# PROBLEM TO WORK ON
Return every line below in which "USDCAD" appears.

# Website and app data records
•••

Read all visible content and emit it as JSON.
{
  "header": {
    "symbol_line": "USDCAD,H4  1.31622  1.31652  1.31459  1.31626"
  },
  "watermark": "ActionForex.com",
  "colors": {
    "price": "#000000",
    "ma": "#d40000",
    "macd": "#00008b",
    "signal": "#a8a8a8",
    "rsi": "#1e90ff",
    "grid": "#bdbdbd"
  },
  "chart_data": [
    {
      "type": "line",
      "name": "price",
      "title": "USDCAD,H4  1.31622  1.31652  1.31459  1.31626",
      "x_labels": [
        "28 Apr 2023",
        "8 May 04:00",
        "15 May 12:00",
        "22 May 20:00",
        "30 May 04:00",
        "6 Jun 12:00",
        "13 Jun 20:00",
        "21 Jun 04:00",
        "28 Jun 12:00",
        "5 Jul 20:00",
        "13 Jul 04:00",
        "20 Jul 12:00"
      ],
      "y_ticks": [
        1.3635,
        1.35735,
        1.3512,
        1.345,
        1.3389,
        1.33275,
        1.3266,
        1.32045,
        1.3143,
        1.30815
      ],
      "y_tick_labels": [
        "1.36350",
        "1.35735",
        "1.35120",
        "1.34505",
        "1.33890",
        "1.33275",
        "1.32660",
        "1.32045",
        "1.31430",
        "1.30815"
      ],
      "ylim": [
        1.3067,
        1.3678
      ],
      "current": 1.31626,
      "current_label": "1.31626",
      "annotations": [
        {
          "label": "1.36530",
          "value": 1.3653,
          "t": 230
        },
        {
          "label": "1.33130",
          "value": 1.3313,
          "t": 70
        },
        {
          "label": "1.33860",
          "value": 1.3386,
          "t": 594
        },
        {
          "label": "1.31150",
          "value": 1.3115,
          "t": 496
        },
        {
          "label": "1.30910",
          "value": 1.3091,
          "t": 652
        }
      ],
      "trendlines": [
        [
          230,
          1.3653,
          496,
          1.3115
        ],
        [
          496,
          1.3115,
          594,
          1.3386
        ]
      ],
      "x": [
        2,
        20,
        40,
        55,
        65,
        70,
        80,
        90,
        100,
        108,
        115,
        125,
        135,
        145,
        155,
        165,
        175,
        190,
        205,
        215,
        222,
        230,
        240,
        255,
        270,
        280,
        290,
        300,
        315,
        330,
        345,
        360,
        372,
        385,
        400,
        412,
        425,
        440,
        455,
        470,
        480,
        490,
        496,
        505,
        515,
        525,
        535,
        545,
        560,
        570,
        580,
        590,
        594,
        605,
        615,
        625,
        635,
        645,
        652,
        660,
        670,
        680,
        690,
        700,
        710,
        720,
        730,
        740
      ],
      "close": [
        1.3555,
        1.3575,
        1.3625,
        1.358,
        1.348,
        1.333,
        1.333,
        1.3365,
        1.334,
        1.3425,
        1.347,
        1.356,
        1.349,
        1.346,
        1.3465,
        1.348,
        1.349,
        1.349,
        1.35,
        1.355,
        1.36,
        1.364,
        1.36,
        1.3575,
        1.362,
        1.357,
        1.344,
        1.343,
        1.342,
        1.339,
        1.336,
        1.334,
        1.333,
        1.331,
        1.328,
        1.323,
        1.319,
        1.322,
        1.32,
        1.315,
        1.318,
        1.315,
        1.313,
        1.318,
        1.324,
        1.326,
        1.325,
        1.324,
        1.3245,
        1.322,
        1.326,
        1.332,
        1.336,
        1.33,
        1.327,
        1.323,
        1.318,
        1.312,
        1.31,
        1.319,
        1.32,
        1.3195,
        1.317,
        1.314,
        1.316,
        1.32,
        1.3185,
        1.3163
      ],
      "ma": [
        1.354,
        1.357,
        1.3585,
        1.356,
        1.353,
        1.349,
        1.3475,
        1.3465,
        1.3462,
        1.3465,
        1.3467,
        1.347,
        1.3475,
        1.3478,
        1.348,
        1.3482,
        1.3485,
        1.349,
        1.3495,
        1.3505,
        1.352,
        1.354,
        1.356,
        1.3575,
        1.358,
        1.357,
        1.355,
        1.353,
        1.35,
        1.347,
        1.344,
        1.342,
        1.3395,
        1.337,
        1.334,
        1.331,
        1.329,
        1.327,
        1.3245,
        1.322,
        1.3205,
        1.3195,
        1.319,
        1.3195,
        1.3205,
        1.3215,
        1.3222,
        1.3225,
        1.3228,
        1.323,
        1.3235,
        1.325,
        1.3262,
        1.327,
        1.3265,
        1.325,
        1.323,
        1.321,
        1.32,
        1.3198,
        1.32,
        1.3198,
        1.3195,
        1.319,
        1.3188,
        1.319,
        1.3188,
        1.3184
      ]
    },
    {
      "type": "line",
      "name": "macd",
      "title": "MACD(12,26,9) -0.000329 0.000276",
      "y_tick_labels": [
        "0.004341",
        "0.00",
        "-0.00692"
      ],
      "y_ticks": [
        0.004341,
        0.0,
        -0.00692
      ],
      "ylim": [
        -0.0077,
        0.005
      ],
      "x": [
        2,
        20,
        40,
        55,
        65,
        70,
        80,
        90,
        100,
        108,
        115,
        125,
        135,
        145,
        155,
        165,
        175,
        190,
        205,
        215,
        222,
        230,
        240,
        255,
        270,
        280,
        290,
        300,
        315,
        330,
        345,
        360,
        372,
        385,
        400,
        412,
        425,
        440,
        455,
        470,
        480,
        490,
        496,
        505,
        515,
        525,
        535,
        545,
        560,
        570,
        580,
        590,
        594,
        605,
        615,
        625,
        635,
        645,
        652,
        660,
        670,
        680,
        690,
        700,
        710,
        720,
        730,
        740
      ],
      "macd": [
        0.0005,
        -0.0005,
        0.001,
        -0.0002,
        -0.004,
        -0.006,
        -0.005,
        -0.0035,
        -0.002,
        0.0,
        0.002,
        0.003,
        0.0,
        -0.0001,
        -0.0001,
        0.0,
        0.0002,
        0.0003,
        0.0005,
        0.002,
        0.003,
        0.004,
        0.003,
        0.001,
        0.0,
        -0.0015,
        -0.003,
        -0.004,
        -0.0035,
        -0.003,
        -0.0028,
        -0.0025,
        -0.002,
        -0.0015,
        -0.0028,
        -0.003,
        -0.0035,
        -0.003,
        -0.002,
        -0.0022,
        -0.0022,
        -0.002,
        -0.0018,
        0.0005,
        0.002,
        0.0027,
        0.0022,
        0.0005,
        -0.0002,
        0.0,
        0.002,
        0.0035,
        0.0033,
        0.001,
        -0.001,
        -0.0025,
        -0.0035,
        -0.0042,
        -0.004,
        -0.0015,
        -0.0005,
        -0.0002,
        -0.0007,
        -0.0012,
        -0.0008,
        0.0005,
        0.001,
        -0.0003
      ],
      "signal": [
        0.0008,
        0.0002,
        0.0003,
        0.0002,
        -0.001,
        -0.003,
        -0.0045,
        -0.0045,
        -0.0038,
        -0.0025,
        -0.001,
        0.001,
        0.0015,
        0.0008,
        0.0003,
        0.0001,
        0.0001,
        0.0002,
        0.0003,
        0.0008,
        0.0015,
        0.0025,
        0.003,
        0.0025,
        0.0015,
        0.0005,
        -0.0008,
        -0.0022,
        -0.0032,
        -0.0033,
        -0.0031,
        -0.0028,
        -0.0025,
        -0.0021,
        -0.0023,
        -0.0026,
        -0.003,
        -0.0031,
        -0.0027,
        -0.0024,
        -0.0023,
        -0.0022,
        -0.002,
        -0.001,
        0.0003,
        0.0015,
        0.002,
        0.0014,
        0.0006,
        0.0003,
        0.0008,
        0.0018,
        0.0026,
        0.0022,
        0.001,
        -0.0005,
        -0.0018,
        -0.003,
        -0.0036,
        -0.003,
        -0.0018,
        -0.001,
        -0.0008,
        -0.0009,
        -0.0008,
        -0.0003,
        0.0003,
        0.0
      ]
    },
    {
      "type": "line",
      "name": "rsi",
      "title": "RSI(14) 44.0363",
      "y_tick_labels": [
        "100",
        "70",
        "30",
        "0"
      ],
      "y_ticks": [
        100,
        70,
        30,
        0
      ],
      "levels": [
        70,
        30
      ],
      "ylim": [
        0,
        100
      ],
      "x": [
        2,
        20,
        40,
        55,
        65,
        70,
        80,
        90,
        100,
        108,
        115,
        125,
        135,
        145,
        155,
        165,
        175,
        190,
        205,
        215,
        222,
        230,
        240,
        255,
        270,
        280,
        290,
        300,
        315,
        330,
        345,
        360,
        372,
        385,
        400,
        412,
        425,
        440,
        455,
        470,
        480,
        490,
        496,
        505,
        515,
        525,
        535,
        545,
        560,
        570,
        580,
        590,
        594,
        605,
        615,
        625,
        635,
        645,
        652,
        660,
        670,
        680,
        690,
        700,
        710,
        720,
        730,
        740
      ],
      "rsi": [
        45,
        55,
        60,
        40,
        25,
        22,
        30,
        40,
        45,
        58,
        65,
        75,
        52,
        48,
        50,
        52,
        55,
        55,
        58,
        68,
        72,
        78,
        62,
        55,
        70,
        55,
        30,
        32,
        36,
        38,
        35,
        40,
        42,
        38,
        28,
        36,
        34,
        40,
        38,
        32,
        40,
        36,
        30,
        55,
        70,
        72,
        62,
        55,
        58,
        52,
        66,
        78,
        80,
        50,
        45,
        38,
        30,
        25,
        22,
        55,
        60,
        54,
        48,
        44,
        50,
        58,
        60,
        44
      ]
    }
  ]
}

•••

# RESULT FOR THIS EXERCISE
    "symbol_line": "USDCAD,H4  1.31622  1.31652  1.31459  1.31626"
      "title": "USDCAD,H4  1.31622  1.31652  1.31459  1.31626",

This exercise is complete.